Banks’ Fear of Crypto Turns To FOMO
From Wall Street to Capitol Hill, executives, banks and financiers have been singing a different tune on cryptocurrencies and blockchain technology: their fear of crypto is rapidly turning to a fear of missing out, or FOMO as it’s known in the industry.
Traditional banks have been among the last to acknowledge the dynamic changes that are coming to their corner of the market. In the past, banks have had a complicated relationship with cryptocurrencies and the disruptive underlying financial tech. From denouncement to implementation and partnerships, major players in the finance industry seem to be finally coming to terms with the new innovations affecting them.
Banks Are Finally Voicing Their Fear of Crypto
Deep in the depths of regulatory filings, and limited to a few choice words in a sea of financial initiatives and company performance, at least one banks has disclosed its realization that crypto is more than a passing fad.
JPMorgan Chase & Co. chief executive Jamie Dimon, who infamously and regrettably called Bitcoin a fraud, could be feeling the brevity of the technology now.

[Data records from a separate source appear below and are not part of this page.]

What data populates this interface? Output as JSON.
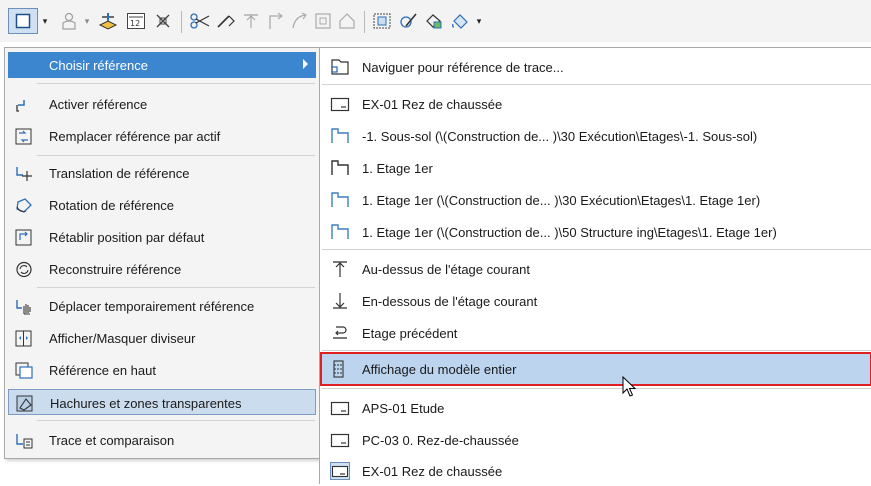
{
  "menu": {
    "choose_reference": "Choisir référence",
    "activate": "Activer référence",
    "replace": "Remplacer référence par actif",
    "translate": "Translation de référence",
    "rotate": "Rotation de référence",
    "reset_position": "Rétablir position par défaut",
    "rebuild": "Reconstruire référence",
    "move_temp": "Déplacer temporairement référence",
    "toggle_divider": "Afficher/Masquer diviseur",
    "reference_top": "Référence en haut",
    "hatch_transparent": "Hachures et zones transparentes",
    "trace_compare": "Trace et comparaison"
  },
  "submenu": {
    "browse": "Naviguer pour référence de trace...",
    "items": [
      "EX-01 Rez de chaussée",
      "-1. Sous-sol (\\(Construction de... )\\30 Exécution\\Etages\\-1. Sous-sol)",
      "1. Etage 1er",
      "1. Etage 1er (\\(Construction de... )\\30 Exécution\\Etages\\1. Etage 1er)",
      "1. Etage 1er (\\(Construction de... )\\50 Structure ing\\Etages\\1. Etage 1er)"
    ],
    "above": "Au-dessus de l'étage courant",
    "below": "En-dessous de l'étage courant",
    "previous": "Etage précédent",
    "whole_model": "Affichage du modèle entier",
    "recent": [
      "APS-01 Etude",
      "PC-03 0. Rez-de-chaussée",
      "EX-01 Rez de chaussée"
    ]
  },
  "colors": {
    "highlight": "#3c86cf",
    "selected": "#bcd4ee",
    "selected_border": "#e02020",
    "icon_blue": "#3b7fc4"
  }
}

Or. in his own words:
“The blockchain is real. You can have crypto yen and dollars and stuff like that.”
This type of ‘stuff’ seems to be on the company’s radar now. In their annual regulatory filing, the company expressed concern about potential competition heating up in their space. In one of its first admissions, the bank considered mainstay cryptos like Bitcoin and Ethereum as specific risk factors. Cryptos could end up affecting their bottom line as these digital currencies will be competing against the fundamentals of their business.
“Furthermore, both financial institutions and their non-banking competitors face the risk that payment processing and other services could be disrupted by technologies, such as cryptocurrencies, that require no intermediation.”
Already we’re seeing the bank adding new technologies to counteract and compete with the rising tides of change – in direct opposition to their earlier stated stance. JPMorgan Chase has already begun to develop its own Ethereum based blockchain and has started creating the cryptos on top of it. They’re aware that with increased competition in both the service and product market; they may be at risk for losing significant market share. Their fear of crypto appears to be fading.
This similar sentiment was echoed in the Bank of America filing earlier this week as well. As many banks have been cracking down on card transactions with exchanges and crypto companies, there was some promising information here.
“Further, clients may choose to conduct business with other market participants who engage in business or offer products in areas we deem speculative or risky, such as cryptocurrencies.”
While this is not an outright endorsement of cryptocurrency investing – it isn’t a condemnation of it either.
Goldman Sachs’ Acquisition Of Poloniex Suggests Major FOMO
Goldman Sachs also has a complex relationship within the industry. After the recent Poloniex acquisition by Circle – a Goldman backed venture, they have a lot more skin in the game. In a recent interview with Business Insider, Sharmin Mossavar-Rahmani, Chief Investment Officer for Goldman’s Private Wealth Management, spoke about the current valuation of Bitcoin – believing it to be a bubble – and about the role of central bank-backed cryptocurrency.
[bs-quote quote=”Is there room for a digital currency, maybe sponsored by one of the major central banks like the Federal Reserve? Yes. Could it be incredibly useful? Could it reduce transaction costs? Yes. But not these ones.” style=”default” align=”left” author_name=”Sharmin Mossavar-Rahmani” author_job=”CIO, Private Wealth Management – Goldman Sachs”][/bs-quote]
‘These ones’, in Mossavar-Rahmani’s quote, refers to Ethereum and Bitcoin, which she described as having “astronomical” valuations which “do not make sense to us”. One could easily interpret her comments to mean that distributed ledger technology certainly has value – so long as that value is dictated by banks, and not private citizens.
JPMorgan Chase, on the other hand, released what many are considering the “Bitcoin Bible” earlier this month. The 71 page report documented use-cases, researched the underlying technology and spoke about overcoming problems for widespread adoption.
They came to the conclusion that cryptos are highly unlikely to disappear entirely and will continue to evolve in different ways.
They also spoke about the major tenets of peer-to-peer networks and a focus on anonymity in a greater decentralized marketplace.
These buzzwords sound familiar to anyone within the crypto space, so it’s worth taking note of when one of the largest banks in the world abandons their fear of crypto, and begins to express FOMO instead.